Reclaim the Media's series of community forums continues on Tuesday, October 25, with a Seattle conversation on race, class and gender issues in our media. The disastrous aftermath of hurricane Katrina raised many questions about institutionalized race and class prejudice which continues to plague popular media (see below). Whose voices are sought or trusted in today's news? Whose voices are excluded? How do familiar narratives impose themselves on news coverage? How do good or bad media habits affect our shared understanding of ourselves and our history? Join us at 7pm Oct. 25 in the Richard Hugo House cafe. Featured guests will include working journalists from commercial and independent media, as well as community activists
concerned with issues of media diversity, representation, access and communications rights. This event is free.
The double disaster of hurricane Katrina and the federal government's shamefully inadequate response initially seemed to have shaken awake much of the national establishment media. Many normally docile reporters and pundits used columns and live airtime to vociferously challenge the government's right to lie - showing the kind of journalistic backbone which has been so lacking in most coverage of the Bush administration and its 'war on terror.' But this media epiphany was short-lived, as the Bush administration brought its spin and censorship operations up to speed - and corporate media managers reestablished control over frontline commentators.
More significantly, nearly all major news coverage has failed to address racism and economic oppression as factors in the ongoing disaster. In many cases, media coverage has adopted and perpetuated racist stereotypes, and avoided challenging or even recognizing prejudice in the actions and statements of government managers, media commentators, and members of the public. ThinkProgress reported that during the first week of coverage, only 22 out of 1300 stories on CNN, MSNBC and Fox focused on race or class.
In response, social justice groups, independent media, artists and media activists are renewing calls for media justice and an authentic public conversation about oppression institutionalized in media and our society. In Seattle, Reclaim the Media is contributing to this conversation by designating October 2005 as Media Justice month.Read more.

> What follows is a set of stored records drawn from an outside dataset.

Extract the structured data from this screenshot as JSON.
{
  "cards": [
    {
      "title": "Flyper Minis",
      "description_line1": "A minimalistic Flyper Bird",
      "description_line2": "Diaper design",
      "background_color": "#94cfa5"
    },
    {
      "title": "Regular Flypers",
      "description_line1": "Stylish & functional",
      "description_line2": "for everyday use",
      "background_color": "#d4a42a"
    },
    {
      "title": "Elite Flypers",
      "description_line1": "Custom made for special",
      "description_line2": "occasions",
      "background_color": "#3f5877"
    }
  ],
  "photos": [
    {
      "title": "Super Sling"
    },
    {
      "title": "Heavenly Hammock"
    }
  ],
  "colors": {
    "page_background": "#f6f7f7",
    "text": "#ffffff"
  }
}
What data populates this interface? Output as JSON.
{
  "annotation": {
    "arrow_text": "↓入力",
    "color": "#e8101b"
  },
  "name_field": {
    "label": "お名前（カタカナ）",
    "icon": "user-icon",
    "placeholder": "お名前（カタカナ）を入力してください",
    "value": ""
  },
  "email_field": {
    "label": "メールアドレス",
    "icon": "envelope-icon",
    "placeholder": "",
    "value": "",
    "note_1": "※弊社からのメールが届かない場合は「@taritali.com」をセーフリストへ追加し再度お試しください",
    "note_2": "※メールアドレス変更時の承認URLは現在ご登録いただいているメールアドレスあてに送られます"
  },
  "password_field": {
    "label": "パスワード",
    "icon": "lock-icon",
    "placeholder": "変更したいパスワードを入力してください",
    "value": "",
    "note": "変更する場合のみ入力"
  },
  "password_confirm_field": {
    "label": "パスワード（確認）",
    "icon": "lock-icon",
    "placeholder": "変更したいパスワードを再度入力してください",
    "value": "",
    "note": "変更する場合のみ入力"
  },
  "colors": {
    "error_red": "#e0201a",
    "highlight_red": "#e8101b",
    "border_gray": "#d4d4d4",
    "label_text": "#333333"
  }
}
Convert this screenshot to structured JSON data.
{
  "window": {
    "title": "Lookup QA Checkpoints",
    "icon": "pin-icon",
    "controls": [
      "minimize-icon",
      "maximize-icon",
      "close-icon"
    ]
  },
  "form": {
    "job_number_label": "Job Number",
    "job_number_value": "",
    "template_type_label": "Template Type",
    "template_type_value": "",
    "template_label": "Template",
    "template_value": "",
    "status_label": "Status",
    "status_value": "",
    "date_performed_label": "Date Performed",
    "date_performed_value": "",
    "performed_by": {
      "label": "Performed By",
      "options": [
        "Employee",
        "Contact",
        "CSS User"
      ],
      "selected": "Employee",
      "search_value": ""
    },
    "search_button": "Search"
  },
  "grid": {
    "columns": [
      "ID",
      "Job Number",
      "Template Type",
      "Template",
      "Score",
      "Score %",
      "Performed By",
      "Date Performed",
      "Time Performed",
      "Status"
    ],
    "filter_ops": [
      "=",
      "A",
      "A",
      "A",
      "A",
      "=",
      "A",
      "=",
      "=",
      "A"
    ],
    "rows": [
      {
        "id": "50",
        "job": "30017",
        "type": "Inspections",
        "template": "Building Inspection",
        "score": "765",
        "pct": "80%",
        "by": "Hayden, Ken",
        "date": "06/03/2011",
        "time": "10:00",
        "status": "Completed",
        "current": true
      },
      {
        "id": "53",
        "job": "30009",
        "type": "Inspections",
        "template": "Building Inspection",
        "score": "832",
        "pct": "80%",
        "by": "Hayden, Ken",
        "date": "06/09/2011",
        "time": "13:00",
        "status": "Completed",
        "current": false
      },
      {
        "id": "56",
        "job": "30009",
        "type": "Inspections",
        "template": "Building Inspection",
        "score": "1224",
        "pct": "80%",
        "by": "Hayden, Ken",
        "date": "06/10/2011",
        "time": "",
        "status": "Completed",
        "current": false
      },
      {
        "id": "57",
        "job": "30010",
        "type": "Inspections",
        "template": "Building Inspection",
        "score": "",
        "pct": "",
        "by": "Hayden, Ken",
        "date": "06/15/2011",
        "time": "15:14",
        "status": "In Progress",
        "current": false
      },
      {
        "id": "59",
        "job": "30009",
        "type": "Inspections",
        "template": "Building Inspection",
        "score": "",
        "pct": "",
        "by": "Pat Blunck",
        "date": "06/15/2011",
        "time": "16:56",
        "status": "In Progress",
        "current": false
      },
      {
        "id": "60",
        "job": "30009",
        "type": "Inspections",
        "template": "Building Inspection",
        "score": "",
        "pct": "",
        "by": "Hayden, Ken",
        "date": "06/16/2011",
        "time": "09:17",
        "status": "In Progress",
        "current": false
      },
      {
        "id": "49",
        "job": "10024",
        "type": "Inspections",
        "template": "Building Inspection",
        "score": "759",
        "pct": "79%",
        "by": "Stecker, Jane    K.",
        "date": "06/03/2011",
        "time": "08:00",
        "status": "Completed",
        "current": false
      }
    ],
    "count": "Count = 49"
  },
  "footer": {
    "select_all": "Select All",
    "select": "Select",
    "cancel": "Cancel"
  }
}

Major telecommunications policy reform is around the corner. Have you had a change to weigh in on proposed changes? On Friday Sept. 9, Congressman Jay Inslee will be in Seattle to convene a public forum on current telecommunications and technology policy issues. Panel topics include the upcoming transition to digital television, and broadband/IP-enabled services. Panelists will include representatives from local, state and federal government, civil society groups, and media/telecom corporations. The hearing takes place Friday afternoon, 1-4pm in Seattle Center's Shaw Room. Be there, and bring your opinions and questions!Read more.